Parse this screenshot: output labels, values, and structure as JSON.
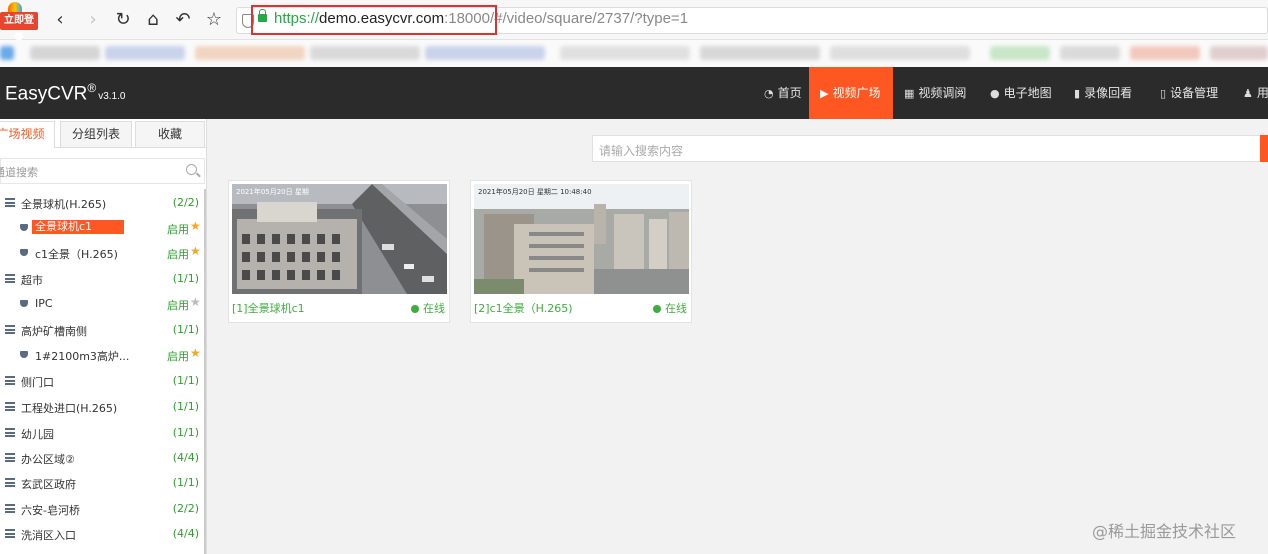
{
  "browser": {
    "login_badge": "立即登录",
    "url": {
      "protocol": "https://",
      "host": "demo.easycvr.com",
      "port": ":18000",
      "path": "/#/video/square/2737/?type=1"
    }
  },
  "app": {
    "logo": "EasyCVR",
    "logo_mark": "®",
    "version": "v3.1.0",
    "nav": [
      {
        "label": "首页",
        "icon": "dashboard-icon"
      },
      {
        "label": "视频广场",
        "icon": "play-circle-icon",
        "active": true
      },
      {
        "label": "视频调阅",
        "icon": "grid-icon"
      },
      {
        "label": "电子地图",
        "icon": "map-pin-icon"
      },
      {
        "label": "录像回看",
        "icon": "video-camera-icon"
      },
      {
        "label": "设备管理",
        "icon": "device-icon"
      },
      {
        "label": "用",
        "icon": "user-icon"
      }
    ],
    "accent_color": "#ff5722"
  },
  "sidebar": {
    "tabs": [
      "广场视频",
      "分组列表",
      "收藏"
    ],
    "search_placeholder": "通道搜索",
    "tree": [
      {
        "type": "group",
        "name": "全景球机(H.265)",
        "count": "(2/2)"
      },
      {
        "type": "channel",
        "name": "全景球机c1",
        "status": "启用",
        "starred": true,
        "selected": true
      },
      {
        "type": "channel",
        "name": "c1全景（H.265)",
        "status": "启用",
        "starred": true
      },
      {
        "type": "group",
        "name": "超市",
        "count": "(1/1)"
      },
      {
        "type": "channel",
        "name": "IPC",
        "status": "启用",
        "starred": false
      },
      {
        "type": "group",
        "name": "高炉矿槽南侧",
        "count": "(1/1)"
      },
      {
        "type": "channel",
        "name": "1#2100m3高炉...",
        "status": "启用",
        "starred": true
      },
      {
        "type": "group",
        "name": "侧门口",
        "count": "(1/1)"
      },
      {
        "type": "group",
        "name": "工程处进口(H.265)",
        "count": "(1/1)"
      },
      {
        "type": "group",
        "name": "幼儿园",
        "count": "(1/1)"
      },
      {
        "type": "group",
        "name": "办公区域②",
        "count": "(4/4)"
      },
      {
        "type": "group",
        "name": "玄武区政府",
        "count": "(1/1)"
      },
      {
        "type": "group",
        "name": "六安-皂河桥",
        "count": "(2/2)"
      },
      {
        "type": "group",
        "name": "洗消区入口",
        "count": "(4/4)"
      }
    ]
  },
  "main": {
    "search_placeholder": "请输入搜索内容",
    "cards": [
      {
        "title": "[1]全景球机c1",
        "status": "在线",
        "stamp": "2021年05月20日 星期"
      },
      {
        "title": "[2]c1全景（H.265)",
        "status": "在线",
        "stamp": "2021年05月20日 星期二 10:48:40"
      }
    ]
  },
  "watermark": "@稀土掘金技术社区"
}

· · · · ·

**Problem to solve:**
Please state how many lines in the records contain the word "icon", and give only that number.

**Answer to the problem:**
7